JACKSONVILLE, Fla. — It’s no doubt the COVID-19 pandemic has been hard on everyone, even children.
Wolfson Children’s Hospital inpatient Behavioral Health Unit said it has seen a 300% increase in emergency visits related to mental health compared to the same time last year. The children’s hospital said that translates to more than 700 children who needed immediate mental heal hospitalization.
Dr. Terrie Andrews, the administrator for Baptist Behavioral Health and Wolfson Children’s Behavioral Health, said the uptick began around the end of April 2020 and hasn’t slowed down.
“We’ve definitely seen a toll on pediatrics, you know, very much correlated with the pandemic that no one expected,” Dr. Andrews said.
It has doctors like Andrews worried.
“It’s a tough time right now for kids,” Dr. Andrews said. “Some of the different types of depression and different anxieties that we are seeing are intentional overdoses,” Dr. Andrews said.
Dr. Andrews said the 14-beds on the pediatric psychiatry unit are filled.
“Today, there’s probably about 25 adolescents that are holding, waiting to get into our psychiatric unit,” Dr. Andrews said.
In response, Wolfson Children’s Hospital opened a 24/7 confidential helpline for children and their parents. The number is 904-202-7900.

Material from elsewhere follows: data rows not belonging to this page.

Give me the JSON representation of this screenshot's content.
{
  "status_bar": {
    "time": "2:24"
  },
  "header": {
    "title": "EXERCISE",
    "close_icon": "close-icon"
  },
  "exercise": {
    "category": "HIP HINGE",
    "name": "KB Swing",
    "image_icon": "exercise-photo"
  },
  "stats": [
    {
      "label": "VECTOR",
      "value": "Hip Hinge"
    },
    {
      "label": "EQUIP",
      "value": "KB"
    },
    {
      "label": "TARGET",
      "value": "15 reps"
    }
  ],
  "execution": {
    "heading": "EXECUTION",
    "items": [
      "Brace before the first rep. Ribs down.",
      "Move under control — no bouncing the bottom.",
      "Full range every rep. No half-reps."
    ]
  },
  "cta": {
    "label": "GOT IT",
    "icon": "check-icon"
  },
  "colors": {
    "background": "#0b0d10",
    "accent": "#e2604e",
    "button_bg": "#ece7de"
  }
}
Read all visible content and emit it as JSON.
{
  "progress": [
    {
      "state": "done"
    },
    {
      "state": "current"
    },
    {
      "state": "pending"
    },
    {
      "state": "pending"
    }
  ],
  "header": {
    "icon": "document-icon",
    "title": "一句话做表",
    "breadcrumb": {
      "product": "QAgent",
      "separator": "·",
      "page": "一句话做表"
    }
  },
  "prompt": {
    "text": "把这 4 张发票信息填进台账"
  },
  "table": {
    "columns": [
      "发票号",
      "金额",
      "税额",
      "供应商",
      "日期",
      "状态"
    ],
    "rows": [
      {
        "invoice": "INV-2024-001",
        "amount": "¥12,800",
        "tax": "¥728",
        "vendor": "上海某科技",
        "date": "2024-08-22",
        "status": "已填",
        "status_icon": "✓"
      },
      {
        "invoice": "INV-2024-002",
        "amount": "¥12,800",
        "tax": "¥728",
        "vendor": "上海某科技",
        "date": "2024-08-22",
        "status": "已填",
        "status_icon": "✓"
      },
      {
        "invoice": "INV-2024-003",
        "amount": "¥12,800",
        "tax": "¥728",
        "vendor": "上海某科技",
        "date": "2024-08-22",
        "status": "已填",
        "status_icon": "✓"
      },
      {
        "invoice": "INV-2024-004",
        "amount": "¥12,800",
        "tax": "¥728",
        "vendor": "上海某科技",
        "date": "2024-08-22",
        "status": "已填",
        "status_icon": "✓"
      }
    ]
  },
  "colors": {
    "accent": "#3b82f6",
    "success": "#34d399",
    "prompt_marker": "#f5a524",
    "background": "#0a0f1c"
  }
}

Through researching Zip Codes of pediatric patients admitted to Wolfson’s for mental health reasons, Dr. Andrews said they were able to identify pockets where she said more resources are needed.
“The highest ZIP Codes that we’re seeing are Clay County ZIP Codes-- Oakleaf, Orange Park, Green Cove,” Dr. Andrews said. “We also saw in Northern St. Johns County, so 210 area, Race Track, Julington Creek, Fruit Cove, those were some higher pocket areas as well as North Jacksonville around the airport.”
Dr. Andrews said the COVID-19 pandemic only exacerbated an already-existing crisis.
“We are just inundated,” Dr. Andrews said.
Data from the Centers for Disease Control and Prevention 2019 Youth Risk Behavior Survey shows nearly 40% of high school students in Duval County Public Schools reported extended feelings of sadness or hopelessness. Nearly 19% say they attempted suicide in the year leading up to the survey.
Dr. Andrews said children and teens may not verbalize when they are struggling with their mental health, instead choosing to use generic statements such as:
- “I don’t want to be here anymore.”
- “I hate it here.”
- “I’m tired of this place.”
- “I don’t want to do this anymore.”
Other indicators a child may need help include:
- Substance abuse
- Being bullied
- Past attempts at self-harm
- Attempted or carried-out suicide of a friend or family member
- Recent increase in mental health symptoms that were previously well-managed